> [Exercise description]:
If a line of the data below holds the word "JSON", list it.

> [Records]:

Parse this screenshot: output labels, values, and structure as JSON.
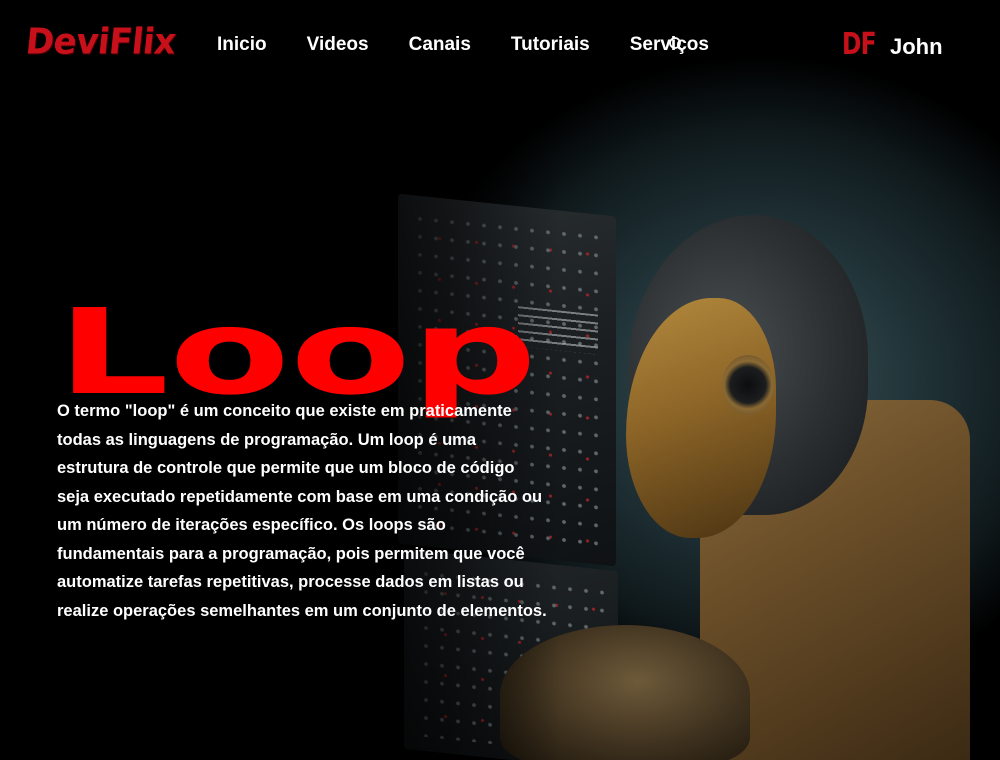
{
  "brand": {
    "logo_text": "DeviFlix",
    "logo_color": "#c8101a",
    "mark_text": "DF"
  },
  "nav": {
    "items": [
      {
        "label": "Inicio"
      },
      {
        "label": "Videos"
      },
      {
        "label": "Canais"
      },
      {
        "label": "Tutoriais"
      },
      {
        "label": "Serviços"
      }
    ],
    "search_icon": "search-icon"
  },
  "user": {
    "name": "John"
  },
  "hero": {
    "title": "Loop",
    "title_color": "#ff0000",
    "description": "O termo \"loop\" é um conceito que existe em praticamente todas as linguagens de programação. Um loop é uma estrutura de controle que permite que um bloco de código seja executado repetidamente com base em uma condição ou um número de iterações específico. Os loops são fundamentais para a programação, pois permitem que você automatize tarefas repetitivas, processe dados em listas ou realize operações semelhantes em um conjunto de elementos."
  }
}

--

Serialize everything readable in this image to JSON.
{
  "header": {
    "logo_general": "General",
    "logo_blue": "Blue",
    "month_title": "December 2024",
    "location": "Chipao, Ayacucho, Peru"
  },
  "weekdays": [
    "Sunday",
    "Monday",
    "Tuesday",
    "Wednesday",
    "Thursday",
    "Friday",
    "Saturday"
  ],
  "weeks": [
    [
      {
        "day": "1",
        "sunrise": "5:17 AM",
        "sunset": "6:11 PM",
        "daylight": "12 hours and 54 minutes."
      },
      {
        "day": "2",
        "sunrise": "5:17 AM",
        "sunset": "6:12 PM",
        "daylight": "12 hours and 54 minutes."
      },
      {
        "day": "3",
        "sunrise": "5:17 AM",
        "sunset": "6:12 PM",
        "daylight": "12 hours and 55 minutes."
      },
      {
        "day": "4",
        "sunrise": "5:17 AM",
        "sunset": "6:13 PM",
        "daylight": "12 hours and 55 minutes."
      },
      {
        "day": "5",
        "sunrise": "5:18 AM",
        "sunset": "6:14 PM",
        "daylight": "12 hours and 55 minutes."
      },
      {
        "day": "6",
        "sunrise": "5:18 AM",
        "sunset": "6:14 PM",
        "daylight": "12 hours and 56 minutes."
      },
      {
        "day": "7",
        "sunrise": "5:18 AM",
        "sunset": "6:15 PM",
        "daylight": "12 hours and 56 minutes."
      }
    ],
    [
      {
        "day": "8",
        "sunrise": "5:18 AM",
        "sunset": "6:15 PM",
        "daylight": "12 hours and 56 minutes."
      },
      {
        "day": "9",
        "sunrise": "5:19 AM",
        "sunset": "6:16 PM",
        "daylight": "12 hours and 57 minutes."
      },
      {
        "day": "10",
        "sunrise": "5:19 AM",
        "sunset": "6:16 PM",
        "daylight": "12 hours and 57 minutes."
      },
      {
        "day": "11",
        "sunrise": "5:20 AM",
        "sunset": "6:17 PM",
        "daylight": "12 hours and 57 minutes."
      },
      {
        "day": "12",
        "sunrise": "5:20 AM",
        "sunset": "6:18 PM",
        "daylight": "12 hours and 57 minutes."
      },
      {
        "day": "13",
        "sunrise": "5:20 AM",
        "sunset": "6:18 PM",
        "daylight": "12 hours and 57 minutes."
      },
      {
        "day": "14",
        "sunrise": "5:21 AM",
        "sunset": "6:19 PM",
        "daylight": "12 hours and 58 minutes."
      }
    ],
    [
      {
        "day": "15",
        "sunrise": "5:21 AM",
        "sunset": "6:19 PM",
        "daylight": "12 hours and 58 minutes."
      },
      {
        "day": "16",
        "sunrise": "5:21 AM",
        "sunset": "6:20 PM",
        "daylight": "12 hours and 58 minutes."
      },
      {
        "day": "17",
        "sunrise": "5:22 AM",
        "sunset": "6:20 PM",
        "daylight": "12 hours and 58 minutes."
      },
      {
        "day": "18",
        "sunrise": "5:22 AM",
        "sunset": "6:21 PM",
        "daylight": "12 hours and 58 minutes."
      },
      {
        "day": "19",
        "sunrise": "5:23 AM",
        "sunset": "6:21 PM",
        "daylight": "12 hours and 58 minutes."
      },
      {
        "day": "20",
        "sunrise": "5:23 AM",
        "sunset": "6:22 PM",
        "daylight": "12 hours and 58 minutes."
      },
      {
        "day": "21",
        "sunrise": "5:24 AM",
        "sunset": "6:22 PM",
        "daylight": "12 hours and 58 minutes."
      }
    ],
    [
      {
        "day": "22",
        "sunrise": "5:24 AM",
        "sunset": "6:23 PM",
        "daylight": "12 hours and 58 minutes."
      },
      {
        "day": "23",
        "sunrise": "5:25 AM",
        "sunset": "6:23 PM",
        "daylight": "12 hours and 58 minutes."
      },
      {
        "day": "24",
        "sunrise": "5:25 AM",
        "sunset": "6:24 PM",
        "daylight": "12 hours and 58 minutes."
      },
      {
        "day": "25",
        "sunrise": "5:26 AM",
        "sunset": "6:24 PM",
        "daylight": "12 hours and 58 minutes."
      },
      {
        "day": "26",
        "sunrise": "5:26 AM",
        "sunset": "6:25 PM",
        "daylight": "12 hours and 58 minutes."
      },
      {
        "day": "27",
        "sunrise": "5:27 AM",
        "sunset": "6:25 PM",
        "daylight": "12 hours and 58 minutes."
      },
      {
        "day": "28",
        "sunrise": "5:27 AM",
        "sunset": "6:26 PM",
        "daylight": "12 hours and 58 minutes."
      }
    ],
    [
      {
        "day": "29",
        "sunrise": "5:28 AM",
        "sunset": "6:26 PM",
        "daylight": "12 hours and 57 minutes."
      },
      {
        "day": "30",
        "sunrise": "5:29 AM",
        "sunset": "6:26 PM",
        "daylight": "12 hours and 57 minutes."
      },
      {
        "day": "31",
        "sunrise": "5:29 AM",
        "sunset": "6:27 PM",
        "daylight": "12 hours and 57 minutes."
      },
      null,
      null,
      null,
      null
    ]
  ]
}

> [The completed task]:
Parse this screenshot: output labels, values, and structure as JSON.
Serialize everything readable in this image to JSON.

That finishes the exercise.